Johann Wolfgang Von Goethe (1749 –1832): "If we meet someone who owes us thanks, we right away remember that. But how often do we meet someone to whom we owe thanks without remembering that?"
John Greenleaf Whittier (1807–1892): "Ah! On Thanksgiving day, when from East and from West,
From North and South, come the pilgrim and guest,
When the gray-haired New Englander sees round his board
The old broken links of affection restored,
When the care-wearied man seeks his mother once more,
And the worn matron smiles where the girl smiled before.
What moistens the lips and what brightens the eye?
What calls back the past, like the rich pumpkin pie?"
John Henry Jowett (1864–1923): "Life without thankfulness is devoid of love and passion. Hope without thankfulness is lacking in fine perception. Faith without thankfulness lacks strength and fortitude. Every virtue divorced from thankfulness is maimed and limps along the spiritual road."

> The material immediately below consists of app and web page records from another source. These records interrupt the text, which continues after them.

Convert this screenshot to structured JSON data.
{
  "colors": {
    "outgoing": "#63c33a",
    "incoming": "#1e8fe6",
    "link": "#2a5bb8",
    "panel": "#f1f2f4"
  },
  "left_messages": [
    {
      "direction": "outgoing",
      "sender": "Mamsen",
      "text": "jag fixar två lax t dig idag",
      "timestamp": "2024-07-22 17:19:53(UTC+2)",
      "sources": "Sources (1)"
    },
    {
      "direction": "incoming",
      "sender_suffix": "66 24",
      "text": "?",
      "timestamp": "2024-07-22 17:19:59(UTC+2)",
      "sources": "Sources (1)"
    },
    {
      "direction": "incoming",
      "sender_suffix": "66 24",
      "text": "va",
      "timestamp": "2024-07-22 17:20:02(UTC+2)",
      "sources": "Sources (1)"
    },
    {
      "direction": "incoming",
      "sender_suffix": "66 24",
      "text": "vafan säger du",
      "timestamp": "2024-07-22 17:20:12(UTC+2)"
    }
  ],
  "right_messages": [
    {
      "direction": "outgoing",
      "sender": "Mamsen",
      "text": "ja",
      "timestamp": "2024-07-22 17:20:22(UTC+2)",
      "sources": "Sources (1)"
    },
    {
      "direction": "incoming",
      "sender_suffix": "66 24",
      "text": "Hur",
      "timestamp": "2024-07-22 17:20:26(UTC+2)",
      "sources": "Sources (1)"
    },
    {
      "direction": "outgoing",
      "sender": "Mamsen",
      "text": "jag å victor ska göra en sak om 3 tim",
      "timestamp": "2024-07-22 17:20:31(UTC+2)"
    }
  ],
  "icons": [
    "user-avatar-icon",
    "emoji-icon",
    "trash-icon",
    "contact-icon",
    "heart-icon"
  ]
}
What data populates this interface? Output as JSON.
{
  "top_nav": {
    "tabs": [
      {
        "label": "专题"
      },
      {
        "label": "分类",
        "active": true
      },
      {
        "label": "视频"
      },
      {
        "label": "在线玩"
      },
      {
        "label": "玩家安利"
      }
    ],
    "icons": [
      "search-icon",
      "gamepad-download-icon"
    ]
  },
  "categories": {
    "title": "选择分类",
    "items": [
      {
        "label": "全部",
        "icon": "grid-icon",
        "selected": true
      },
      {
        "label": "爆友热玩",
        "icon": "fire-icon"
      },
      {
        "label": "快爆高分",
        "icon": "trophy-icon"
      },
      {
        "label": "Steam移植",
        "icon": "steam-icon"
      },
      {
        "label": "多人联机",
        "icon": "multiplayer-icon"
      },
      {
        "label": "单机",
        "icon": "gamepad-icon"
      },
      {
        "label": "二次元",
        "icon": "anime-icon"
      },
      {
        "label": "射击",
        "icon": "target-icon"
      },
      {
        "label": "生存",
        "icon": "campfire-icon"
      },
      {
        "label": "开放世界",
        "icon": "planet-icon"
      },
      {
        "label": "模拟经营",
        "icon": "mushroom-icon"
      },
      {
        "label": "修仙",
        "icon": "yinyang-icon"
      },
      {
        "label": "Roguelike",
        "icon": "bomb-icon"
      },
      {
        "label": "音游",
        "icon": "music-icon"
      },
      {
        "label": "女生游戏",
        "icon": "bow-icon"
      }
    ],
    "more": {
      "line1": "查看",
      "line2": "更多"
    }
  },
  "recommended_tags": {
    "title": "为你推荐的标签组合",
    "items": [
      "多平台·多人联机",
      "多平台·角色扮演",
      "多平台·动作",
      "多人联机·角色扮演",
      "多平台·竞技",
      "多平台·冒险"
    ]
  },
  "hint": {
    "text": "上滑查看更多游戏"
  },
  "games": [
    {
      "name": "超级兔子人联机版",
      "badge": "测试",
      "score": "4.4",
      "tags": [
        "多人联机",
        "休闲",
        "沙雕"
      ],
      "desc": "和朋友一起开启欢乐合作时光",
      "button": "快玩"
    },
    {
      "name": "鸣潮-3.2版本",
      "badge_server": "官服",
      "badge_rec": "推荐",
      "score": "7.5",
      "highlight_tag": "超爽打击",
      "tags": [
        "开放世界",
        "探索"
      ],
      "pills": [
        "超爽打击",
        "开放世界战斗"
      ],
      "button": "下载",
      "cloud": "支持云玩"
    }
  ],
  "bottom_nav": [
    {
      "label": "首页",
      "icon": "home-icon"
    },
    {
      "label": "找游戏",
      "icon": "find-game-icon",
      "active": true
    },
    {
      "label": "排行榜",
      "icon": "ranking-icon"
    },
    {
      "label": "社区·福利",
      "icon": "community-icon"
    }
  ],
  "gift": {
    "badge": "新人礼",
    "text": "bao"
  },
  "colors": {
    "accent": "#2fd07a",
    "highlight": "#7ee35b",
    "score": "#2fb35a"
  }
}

Irving Berlin (1888–1989): "Got no check books, got no banks. Still I'd like to express my thanks - I got the sun in the mornin' and the moon at night."
Mark Twain (1835–1910): "Thanksgiving Day, a function which originated in New England two or three centuries ago when those people recognized that they really had something to be thankful for - annually, not oftener - if they had succeeded in exterminating their neighbors, the Indians, during the previous twelve months instead of getting exterminated by their neighbors, the Indians. Thanksgiving Day became a habit, for the reason that in the course of time, as the years drifted on, it was perceived that the exterminating had ceased to be mutual and was all on the white man's side, consequently on the Lord's side; hence it was proper to thank the Lord for it and extend the usual annual compliments."
O. Henry (1862–1910): "There is one day that is ours. There is one day when all we Americans who are not self-made go back to the old home to eat saleratus biscuits and marvel how much nearer to the porch the old pump looks than it used to. Thanksgiving Day is the one day that is purely American."
Ralph Waldo Emerson (1803–1882): "For each new morning with its light, For rest and shelter of the night, For health and food, for love and friends, For everything Thy goodness sends."
Ralph Waldo Emerson (1803–1882): "I awoke this morning with devout thanksgiving for my friends, the old and new."
Robert Burns (1759–1796): "Some hae meat and canna eat, - And some wad eat that want it; But we hae meat, and we can eat, Sae let the Lord be thank it."
Sadi (1213–1291): "Once, when my feet were bare, and I had not the means of obtaining shoes I came to the chief of Kufah in a state of much dejection, and saw there a man who had no feet. I returned thanks to God and acknowledged his mercies, and endured my want of shoes with patience."
Sir John Templeton (1912–2008): "How wonderful it would be if we could help our children and grandchildren to learn thanksgiving at an early age. Thanksgiving opens the doors. It changes a child's personality. A child is resentful, negative—or thankful. Thankful children want to give, they radiate happiness, they draw people."
William Faulkner (1897–1962): "Gratitude is a quality similar to electricity: it must be produced and discharged and used up in order to exist at all.”